Depending on what type of laminating sheet you use, your Cricut may have a hard time reading the registration marks on the page. To work around this, you can try turning the lights off in the room you’re working in, taping over the registration marks with a matte tape (as long as you can still see the marks through it), or drawing over them carefully with a Sharpie. You can also cut your laminating sheet smaller before applying it to your sticker sheet so it doesn’t cover the registration marks at all.
*I just barely had a thought…I wonder if you could use transparent vinyl instead of a laminating sheet…because that would be even more cost-effective. I haven’t personally tested it, but leave me a comment if you try it and have good results!
How to Make Packaging Stickers With Cricut
I hope you found this tutorial helpful! There are so many ways to customize your business packaging with Cricut, and these Print Then Cut stickers are fun and easy. And…now I’m off to make more, because my son may or may not have just pulled a bunch of stickers off my boxes to put on his shirt instead…apparently they’re toddler-approved too!
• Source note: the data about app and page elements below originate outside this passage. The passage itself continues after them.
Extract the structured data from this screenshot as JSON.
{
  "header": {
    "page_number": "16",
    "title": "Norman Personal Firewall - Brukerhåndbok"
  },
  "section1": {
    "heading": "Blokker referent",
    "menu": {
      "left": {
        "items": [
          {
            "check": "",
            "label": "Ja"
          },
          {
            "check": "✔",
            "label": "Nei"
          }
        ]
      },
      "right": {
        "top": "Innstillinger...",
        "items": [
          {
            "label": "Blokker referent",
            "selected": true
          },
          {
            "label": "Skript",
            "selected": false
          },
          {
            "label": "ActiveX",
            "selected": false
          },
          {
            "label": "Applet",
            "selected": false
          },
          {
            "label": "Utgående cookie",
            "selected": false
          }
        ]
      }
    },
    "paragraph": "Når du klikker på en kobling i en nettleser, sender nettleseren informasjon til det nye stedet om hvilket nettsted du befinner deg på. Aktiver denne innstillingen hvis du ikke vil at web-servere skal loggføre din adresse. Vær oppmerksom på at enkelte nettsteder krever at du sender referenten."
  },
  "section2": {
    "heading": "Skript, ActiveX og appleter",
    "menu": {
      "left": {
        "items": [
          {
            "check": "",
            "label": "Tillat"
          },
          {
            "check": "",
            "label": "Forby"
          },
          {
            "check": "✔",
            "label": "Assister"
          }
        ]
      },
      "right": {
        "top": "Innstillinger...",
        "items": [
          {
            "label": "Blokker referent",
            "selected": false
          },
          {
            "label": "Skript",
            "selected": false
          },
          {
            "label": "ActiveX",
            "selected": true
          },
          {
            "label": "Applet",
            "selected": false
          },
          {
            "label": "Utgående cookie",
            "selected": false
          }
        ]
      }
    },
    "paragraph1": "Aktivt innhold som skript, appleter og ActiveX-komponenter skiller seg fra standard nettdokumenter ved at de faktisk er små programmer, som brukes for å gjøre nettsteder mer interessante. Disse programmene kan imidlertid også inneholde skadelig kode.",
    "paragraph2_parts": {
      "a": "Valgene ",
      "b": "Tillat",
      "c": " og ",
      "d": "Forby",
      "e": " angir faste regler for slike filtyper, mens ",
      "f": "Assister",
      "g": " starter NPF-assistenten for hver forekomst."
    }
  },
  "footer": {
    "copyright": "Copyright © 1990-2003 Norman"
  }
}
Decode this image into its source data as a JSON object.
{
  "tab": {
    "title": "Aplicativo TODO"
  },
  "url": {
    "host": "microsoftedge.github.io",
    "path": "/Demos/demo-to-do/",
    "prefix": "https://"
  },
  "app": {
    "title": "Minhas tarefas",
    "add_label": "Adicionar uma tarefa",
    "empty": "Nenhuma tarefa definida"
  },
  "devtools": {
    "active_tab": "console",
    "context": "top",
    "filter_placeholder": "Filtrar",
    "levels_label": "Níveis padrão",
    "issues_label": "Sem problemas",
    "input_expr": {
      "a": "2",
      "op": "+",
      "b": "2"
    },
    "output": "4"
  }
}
Let me know if you have any questions! I can’t wait to see all the fun stickers you make!